Jesus did not do what Martha expected. What He did was far greater than what she expected. It will be the same for you.

Trust God with the Seeds

Ann Voskamp reminds us that we are like seeds that are broken apart and completely undone, and then something mighty and beautiful grows out of that very brokenness.² Jesus said that unless a seed dies, it remains alone. But buried in the ground, it dies, producing “a plentiful harvest.”³

I am easily distressed by brokenness—the neediness, the failures, the suffering, the struggles, the lack. It is around us and within us. But I am learning not to be disheartened. I am learning—just a bit—to allow the Spirit to bring His peace to the core of my being. It’s something like “a feast in the presence of mine enemies.”¹¹

Hold and Behold the Hurting

We can feel great compassion for those who are hurting, and we can also feel utterly helpless to heal their wounds. But we can do something very powerful. While we cannot fix those who are broken, we can carry them to the One who can. We can “hold and behold.”

Sometimes we can actually hold others in our arms, but always we can hold them in
our hearts and in our prayers. And we can behold them. We can behold them as treasures, and we can behold their stories and their unique hearts. Holding and beholding, we can lift up those who are broken to the One who repairs and who makes new.

As we encounter brokenness, we need not sink down in despair. Instead, we can walk knowing that God meets us in these broken places. This is where He works His miracles. Jesus Christ is the God who stoops to make us great,²² who washes dirty feet, and who touches unclean lepers. Christ enters our brokenness with us, walks through it with us, and turns ashes into beauty.³³

Hold and Behold Your Healer

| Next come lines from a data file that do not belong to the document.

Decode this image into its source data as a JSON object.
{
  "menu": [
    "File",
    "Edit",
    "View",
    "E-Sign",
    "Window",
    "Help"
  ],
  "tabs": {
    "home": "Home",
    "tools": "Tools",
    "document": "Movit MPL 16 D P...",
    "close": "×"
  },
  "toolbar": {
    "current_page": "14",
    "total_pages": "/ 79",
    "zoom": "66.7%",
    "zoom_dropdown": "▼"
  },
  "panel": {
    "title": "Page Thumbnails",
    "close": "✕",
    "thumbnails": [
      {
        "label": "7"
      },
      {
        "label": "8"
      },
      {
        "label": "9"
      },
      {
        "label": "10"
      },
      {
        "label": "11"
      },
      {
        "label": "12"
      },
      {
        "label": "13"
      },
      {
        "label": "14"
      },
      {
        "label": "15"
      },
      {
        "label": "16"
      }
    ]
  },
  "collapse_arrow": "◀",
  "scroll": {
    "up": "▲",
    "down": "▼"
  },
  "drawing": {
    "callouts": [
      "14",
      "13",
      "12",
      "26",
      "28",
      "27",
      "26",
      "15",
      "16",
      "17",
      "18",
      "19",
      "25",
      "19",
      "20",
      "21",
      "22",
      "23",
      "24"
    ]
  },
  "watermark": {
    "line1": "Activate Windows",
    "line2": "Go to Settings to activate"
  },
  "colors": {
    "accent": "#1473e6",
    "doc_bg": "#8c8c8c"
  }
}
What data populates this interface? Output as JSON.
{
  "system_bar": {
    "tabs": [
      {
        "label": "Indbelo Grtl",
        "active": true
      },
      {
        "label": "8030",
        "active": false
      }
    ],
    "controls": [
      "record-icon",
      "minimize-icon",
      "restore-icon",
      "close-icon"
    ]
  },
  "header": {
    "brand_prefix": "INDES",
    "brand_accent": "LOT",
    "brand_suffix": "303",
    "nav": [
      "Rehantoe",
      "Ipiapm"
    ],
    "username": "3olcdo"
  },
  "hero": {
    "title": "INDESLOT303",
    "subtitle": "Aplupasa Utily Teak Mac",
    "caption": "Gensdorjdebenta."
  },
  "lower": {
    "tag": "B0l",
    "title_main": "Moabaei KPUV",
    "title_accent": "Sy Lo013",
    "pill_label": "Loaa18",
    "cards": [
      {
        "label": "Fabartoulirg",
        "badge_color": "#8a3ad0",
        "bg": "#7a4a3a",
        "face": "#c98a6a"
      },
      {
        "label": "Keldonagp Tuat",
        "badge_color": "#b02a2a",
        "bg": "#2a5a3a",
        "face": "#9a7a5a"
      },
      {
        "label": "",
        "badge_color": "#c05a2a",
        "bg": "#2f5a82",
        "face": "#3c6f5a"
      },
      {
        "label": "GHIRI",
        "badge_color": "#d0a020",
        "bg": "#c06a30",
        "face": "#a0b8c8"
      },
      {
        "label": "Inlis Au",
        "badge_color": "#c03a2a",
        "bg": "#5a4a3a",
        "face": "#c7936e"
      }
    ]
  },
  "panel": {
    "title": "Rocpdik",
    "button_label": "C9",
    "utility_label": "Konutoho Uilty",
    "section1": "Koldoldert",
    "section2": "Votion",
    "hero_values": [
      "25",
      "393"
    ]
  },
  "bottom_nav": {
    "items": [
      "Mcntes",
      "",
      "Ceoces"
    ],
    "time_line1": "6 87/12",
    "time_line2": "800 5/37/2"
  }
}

We are all walking through pieces of brokenness right now, but when the Perfect comes, then we will walk in glorious wholeness and beauty. Until then, we walk with the One who is Himself Glory and Beauty.

 

 

 

_______________________________________________
¹   In Isaiah 49:16, God says, “See, I have written your name on the palms of my hands” (NLT).
    To Write Love on Her Arms is an organization dedicated to helping people who are struggling with self-destructive habits: twloha.com.
²   The Broken Way. Zondervan. 2016.
³   John 12:24, NLT
¹¹  Psalm 23:5, KJV
²²  Psalm 18:35, NIV
³³  Isaiah 61:3